Warren does well to admit he's not as well studied on some issues as he should be, such as prophecy and the afterlife. However, if that is the case, then he is remiss still inasmuch as he continues to speak on such subjects publicly. He may say he is just giving an opinion, but unfortunately, information brokers today have a responsibility to deal with audiences who will jump ahead and take opinion as fact. I am always very careful in this regard for good reason: If I know zero on a subject, I say so -- and only if the other person insists will I deliver what I call a "two cents" opinion, with hard warnings beforehand that that is what is coming.
In addition, as a teacher, he does have a responsibility to at the very least refer people to sources for further study. Warren has been too eager to give out answers that he does not have, evidently in an effort to please people.
Other criticisms of Warren for not including much of the Gospel in PDL are, I think, justly rebutted by Piper and Warren: PDL was never intended for non-believers, and I know from experience that many people are simply looking for problems. I prefer to concentrate on the real ones.
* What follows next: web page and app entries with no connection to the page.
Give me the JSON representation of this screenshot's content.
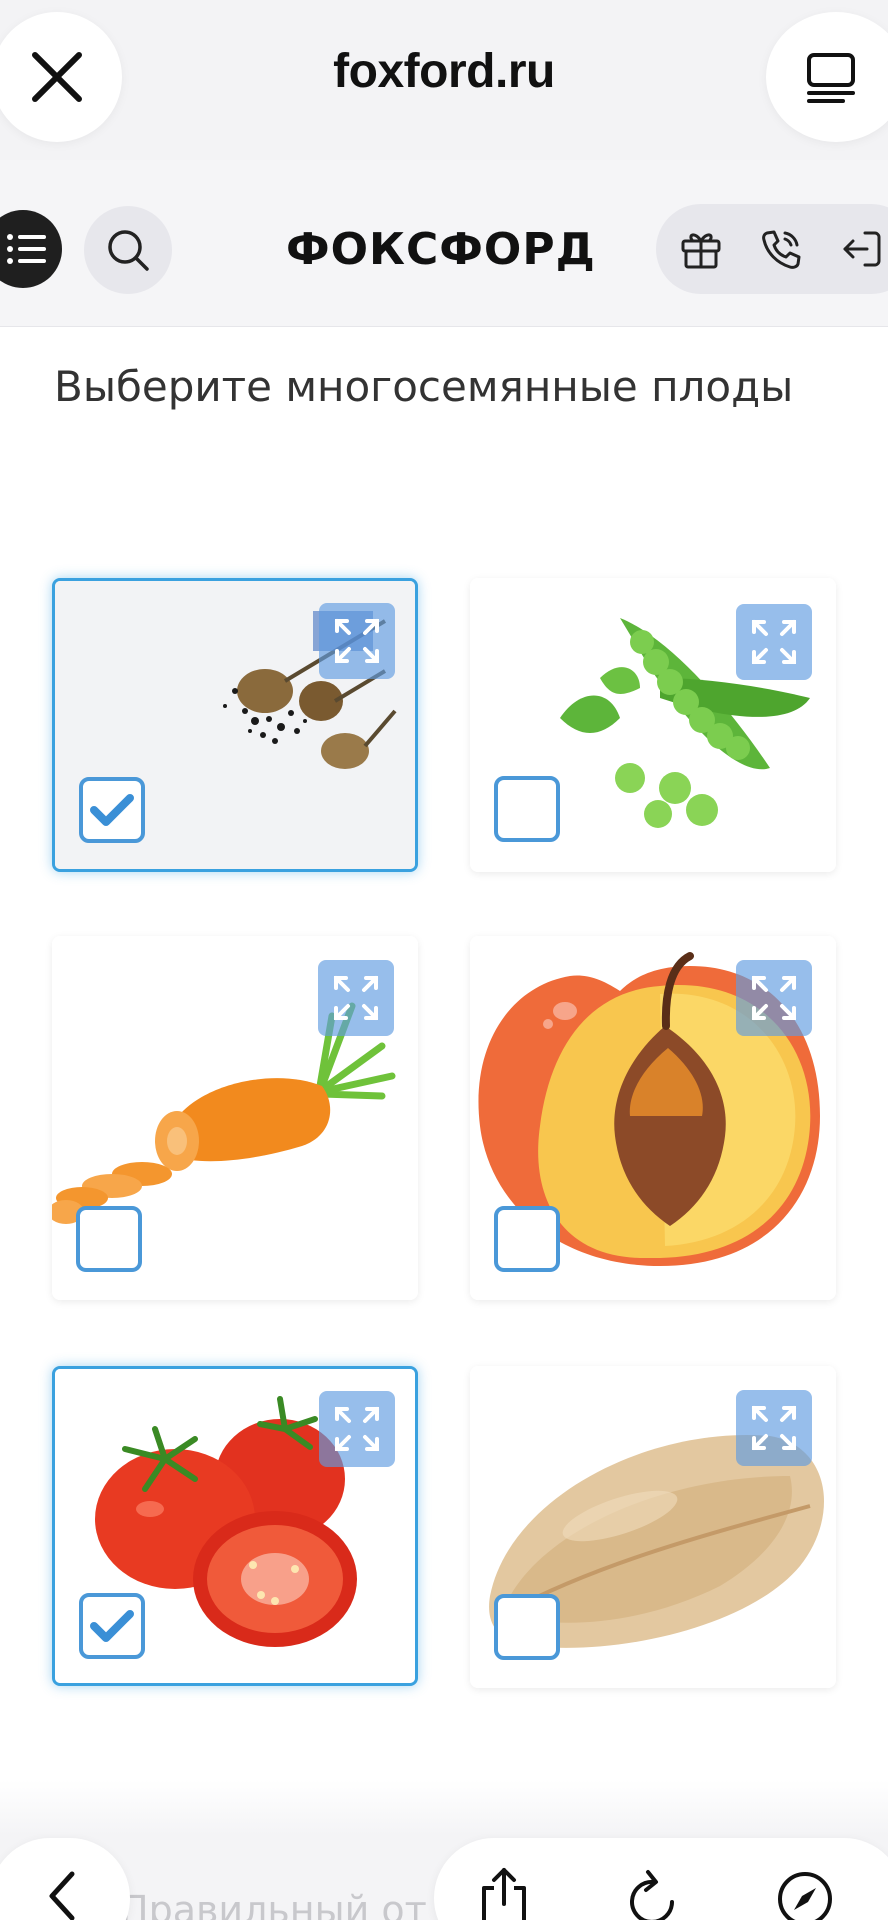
{
  "browser": {
    "url": "foxford.ru",
    "close_icon": "close-icon",
    "tabs_icon": "tabs-icon"
  },
  "header": {
    "logo": "ФОКСФОРД",
    "menu_icon": "list-icon",
    "search_icon": "search-icon",
    "actions": [
      "gift-icon",
      "phone-icon",
      "login-icon"
    ]
  },
  "question": {
    "prompt": "Выберите многосемянные плоды"
  },
  "options": [
    {
      "subject": "poppy seed pods",
      "checked": true
    },
    {
      "subject": "peas",
      "checked": false
    },
    {
      "subject": "carrot",
      "checked": false
    },
    {
      "subject": "peach",
      "checked": false
    },
    {
      "subject": "tomatoes",
      "checked": true
    },
    {
      "subject": "wheat grain",
      "checked": false
    }
  ],
  "bottom_bar": {
    "peek_text": "Правильный от",
    "icons": [
      "back-icon",
      "share-icon",
      "reload-icon",
      "compass-icon"
    ]
  },
  "colors": {
    "accent": "#3aa1df",
    "checkbox": "#4a98d8",
    "expand": "#5f9be1"
  }
}
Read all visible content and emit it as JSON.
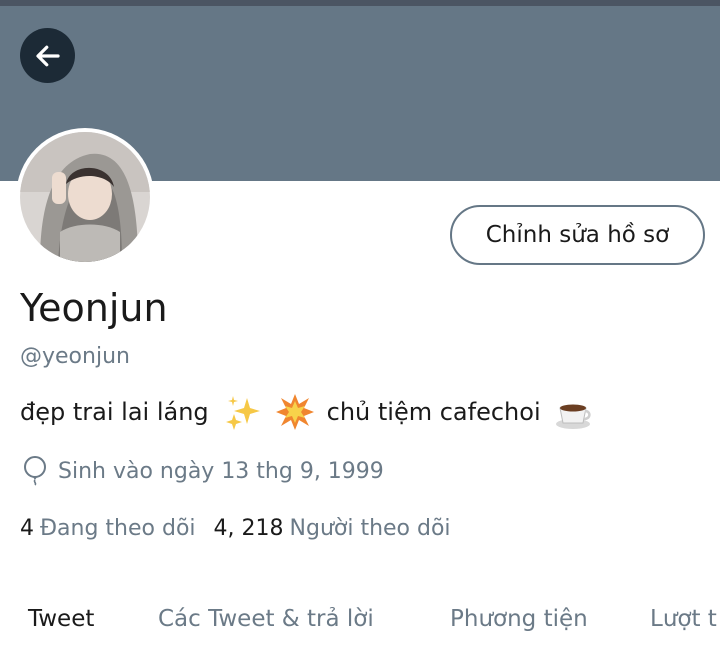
{
  "header": {
    "back_icon": "arrow-left-icon",
    "banner_color": "#657786"
  },
  "profile": {
    "avatar_icon": "profile-photo",
    "edit_button_label": "Chỉnh sửa hồ sơ",
    "name": "Yeonjun",
    "handle": "@yeonjun",
    "bio": {
      "part1": "đẹp trai lai láng",
      "emoji1": "sparkles-icon",
      "emoji2": "collision-icon",
      "part2": "chủ tiệm cafechoi",
      "emoji3": "coffee-cup-icon"
    },
    "birthday_icon": "balloon-icon",
    "birthday": "Sinh vào ngày 13 thg 9,  1999",
    "following_count": "4",
    "following_label": "Đang theo dõi",
    "followers_count": "4, 218",
    "followers_label": "Người theo dõi"
  },
  "tabs": [
    {
      "label": "Tweet",
      "active": true
    },
    {
      "label": "Các Tweet & trả lời",
      "active": false
    },
    {
      "label": "Phương tiện",
      "active": false
    },
    {
      "label": "Lượt t",
      "active": false
    }
  ],
  "colors": {
    "text": "#1a1a1a",
    "secondary": "#6b7a87",
    "back_button": "#1c2a36"
  }
}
Also interesting that Warren says he adheres to all 5 TULIP points but disdains the title of Calvinist (preferring "monergist" -- though curiously, he declines to define what that means when Piper specifically asks him to). There's discussion otherwise about what brand of doctrines he adheres to (such as substitutionary atonement) which is sometimes interesting, sometimes dull, but he's far behind the scholarship on much of it (but then, so is Piper). I wonder if we could get Warren to be interviewed by N. T. Wright instead. (The cynic in me imagines, though, that Warren would mostly have one line throughout -- "What are you talking about?")
Of particular interest to me is that while Warren does see hell as separation from God, he still holds on to the literal flames. To his credit, he says he doesn't back down from telling people about it. His advice to "lay it on Jesus" though (meaning, in essence, a form of Pascal's Wager) won't do a whole lot of good when you're dealing with most non-believers any more, who will simply respond to his trust in the words of Jesus with their own deferral to the Jesus Seminar or some other popular authority like Ehrman.
Last third on Friday.